Tuesday, May 21, 2013
Monday, May 20, 2013
Thanks to Serge for passing this along.
Related previous post: The Manhattan Project to End Fad Diets – By Tim Ferriss
Quote from Johann Peter Rupert on Compagnie Financière Richemont’s May 16th Earnings Call, in regards to investing in their own people and brands versus going out an acquiring new ones:
“A return on investment is so much higher by backing our own colleagues. I mean, it's multiple than buying another thing. And we have a saying at home that you only find out when you climb over that the reason why it's greener is because of all the cow dung that's hidden in the grass. And as soon as you start stepping in all of this stuff, then you wonder why did I climb across the fence? So whenever we buy something, we find that, we'd never thought of this, but it's there. And then it takes the most valuable component of these 3 guys on the right.
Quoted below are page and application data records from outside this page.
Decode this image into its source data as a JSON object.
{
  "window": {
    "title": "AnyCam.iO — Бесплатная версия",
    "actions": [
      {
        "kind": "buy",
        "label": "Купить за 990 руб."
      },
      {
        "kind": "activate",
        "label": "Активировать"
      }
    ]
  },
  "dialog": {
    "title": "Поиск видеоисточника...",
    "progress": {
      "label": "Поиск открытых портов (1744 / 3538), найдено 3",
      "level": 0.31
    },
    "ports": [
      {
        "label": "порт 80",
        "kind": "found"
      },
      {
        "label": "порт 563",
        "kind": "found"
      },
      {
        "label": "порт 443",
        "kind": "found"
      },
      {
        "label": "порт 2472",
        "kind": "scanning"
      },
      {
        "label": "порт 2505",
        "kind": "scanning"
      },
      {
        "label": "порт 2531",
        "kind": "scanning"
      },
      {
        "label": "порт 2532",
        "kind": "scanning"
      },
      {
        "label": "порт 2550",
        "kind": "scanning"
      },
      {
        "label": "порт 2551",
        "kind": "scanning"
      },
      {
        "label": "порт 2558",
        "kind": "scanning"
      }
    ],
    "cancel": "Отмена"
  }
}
It takes their time and you start wasting time on things that are not going to return -- give you the same returns, as if you spend more time on Cartier, Van Cleef and Piaget.”
I predicted in Endgame that the latter half of this decade would see the most serious currency wars since the end of WWII. The opening shots have been fired. This will not be just a continuation of the currency skirmishes we have seen in recent decades. No, the real artillery is being brought to the front. And as in any war, it is best not to have your valuable personal possessions anywhere near the field of conflict. But which way to run? Who are the good guys to run to? Are there any good guys at all? Maybe the better question to ask is, who will win? Will there be any winners? Do you really want to look like Rocky Balboa after his first winning fight?
Even in the event that quantitative easing is sufficient to override hostile market conditions in the near-term, it is worth noting that long-term outcomes are likely to be unaffected. We presently estimate a prospective 10-year total return on the S&P 500 Index of just 2.9% annually (nominal). See Investment, Speculation, Valuation and Tinker Bell for the general methodology here, which has a correlation of nearly 90% with subsequent 10-year market returns – about twice the correlation and nearly four times the explanatory power as the “Fed Model” and naïve estimates of the “equity risk premium” based on forward operating earnings.
Friday, May 17, 2013
Former Fed Chairman Paul Volcker warned of the risks of an asset bubble forming given the incredible amount of liquidity the Bernanke Fed has injected into the market, even though he said banks are substantially stronger than before the crisis on Wednesday. Volcker also indicated that in the U.S. government makes up about 35% of GDP and that the financing of the residential mortgage market by the state has led to a dysfunctional financial system.